I am still unpacking some of the lessons I learned during my trip to Pittsburgh last month.  I have written previously about the conference I attended at Pittsburgh Seminary.  One of the presenters was Pete Scazzero pastor of of New Life Fellowship in Queens, NYC.  One of the things he spoke about was Sabbath rest.

In his book Emotionally Healthy Spirituality he writes about the "Top Ten Symptoms of Unhealthy Spirituality."  One of the symptoms is "Doing for God instead of being with God."  One of the obvious results of this symptom is not taking a Sabbath day of rest.  One of the Ten Commandments is to remember the Sabbath day by keeping it holy. 

Shakertown Outdoors June, 2009 The Christian tradition has understood this day of rest to be the first day of the week in honor of the Resurrection of our Lord on the first day of the week, Easter Sunday.  Keeping-Sabbath–as I understand it–is not a legalistic requirement as much as it is finding our strength and purpose in God.  It is also simply enjoying God's presence in our lives.  In the Jewish tradition, the beginning of the day is evening at sundown.  That reminds us that we begin the day by resting in God and living out the rest of the day in the strength of God.  A whole day of rest and worship provides an important opportunity each week to enjoy God's presence.

Pete Scazzero says that when we don't rest in God we become human doings not human beings.

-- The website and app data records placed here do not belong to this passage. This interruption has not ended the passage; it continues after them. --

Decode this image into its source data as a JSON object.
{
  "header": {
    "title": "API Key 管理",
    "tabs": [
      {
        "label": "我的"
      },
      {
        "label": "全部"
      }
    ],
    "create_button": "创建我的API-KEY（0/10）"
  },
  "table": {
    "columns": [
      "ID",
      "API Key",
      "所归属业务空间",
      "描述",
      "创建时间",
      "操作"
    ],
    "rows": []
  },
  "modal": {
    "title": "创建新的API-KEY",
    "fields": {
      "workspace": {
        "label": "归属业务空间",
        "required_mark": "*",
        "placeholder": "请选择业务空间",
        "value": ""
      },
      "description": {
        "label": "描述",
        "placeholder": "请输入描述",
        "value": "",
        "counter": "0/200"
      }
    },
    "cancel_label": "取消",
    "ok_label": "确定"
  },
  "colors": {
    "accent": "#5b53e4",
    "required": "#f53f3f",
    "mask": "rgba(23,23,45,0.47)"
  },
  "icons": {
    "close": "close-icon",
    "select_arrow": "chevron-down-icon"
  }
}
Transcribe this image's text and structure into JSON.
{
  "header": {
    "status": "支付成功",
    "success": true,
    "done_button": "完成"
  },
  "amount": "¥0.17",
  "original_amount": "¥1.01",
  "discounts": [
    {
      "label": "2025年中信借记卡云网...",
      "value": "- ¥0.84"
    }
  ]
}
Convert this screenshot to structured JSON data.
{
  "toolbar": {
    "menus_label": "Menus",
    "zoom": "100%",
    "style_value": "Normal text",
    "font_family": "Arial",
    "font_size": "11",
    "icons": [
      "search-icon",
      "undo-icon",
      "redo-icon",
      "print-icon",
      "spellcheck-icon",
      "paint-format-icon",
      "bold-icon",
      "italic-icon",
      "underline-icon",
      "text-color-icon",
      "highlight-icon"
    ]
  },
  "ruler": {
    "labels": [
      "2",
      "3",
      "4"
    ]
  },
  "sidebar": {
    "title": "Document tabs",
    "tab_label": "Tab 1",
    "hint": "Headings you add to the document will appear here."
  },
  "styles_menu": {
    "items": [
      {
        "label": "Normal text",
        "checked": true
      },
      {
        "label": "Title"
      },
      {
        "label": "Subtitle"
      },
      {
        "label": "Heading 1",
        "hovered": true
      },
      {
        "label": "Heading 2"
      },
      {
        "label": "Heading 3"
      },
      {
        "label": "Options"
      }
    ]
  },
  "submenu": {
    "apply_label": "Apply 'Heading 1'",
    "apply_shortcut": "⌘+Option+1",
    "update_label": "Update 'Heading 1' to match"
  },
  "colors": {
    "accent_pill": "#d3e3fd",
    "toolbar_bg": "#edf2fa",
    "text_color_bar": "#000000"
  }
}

He writes, "Our experiential sense of worth and validation gradually shifts from God's unconditional love for us in Christ to our works and performance.  The joy of Christ gradually disappears.  Our activity for God can only properly flow from a life with God."  (Page 32)

Desmond Tutu in his book, God Has a Dream, writes of the God centered life in this way:  "The Bible places human beings at the center of the divine enterprise as creatures of infinite worth and dignity independent of our work, our ability or our success.  We are each created by God, like God, for God.  St. Augustine, referring to this God capacity, this God hunger, this striving after transcendence, says of God, 'Thou has made us for thyself and our hearts are restless until they find their rest in thee."

To observe Sabbath is not to believe that human effort has no value, rather it is to find our value in God and to believe that all work can be done for God's honor and glory.  We do not earn God's favor. We can't earn God's favor, because God already loves us unconditionally.  We are creatures of infinite worth and dignity independent of our work, our ability or our success.  The grace of Jesus Christ is for us and our salvation.  It is a free gift of God.  

The inability to rest is a sign that we haven't fully appropriated the grace of Jesus Christ.  The refusal to keep Sabbath is to deny ourselves joy and the fullness of God's love.  Keeping Sabbath is one of God's many gifts to us.  Sundays are usually a busy day for me as a pastor, so for many years I have been in the habit of taking Mondays as my Sabbath day of rest.  In Romans 14:5-7, we read that what day we keep Sabbath isn't as important as finding our rest in God, for God.  

Jesus taught us that Sabbath was made for people not the other way around.  Sabbath is a gift. In our society, in our culture, it's not easy to keep Sabbath.  There can be many intrusions on a day of rest. Do you keep Sabbath?  What are the challenges you face while trying to keep Sabbath?  Do you enjoy a Sabbath day of rest?  Feel free to comment below if you would like to share your stories of Sabbath keeping.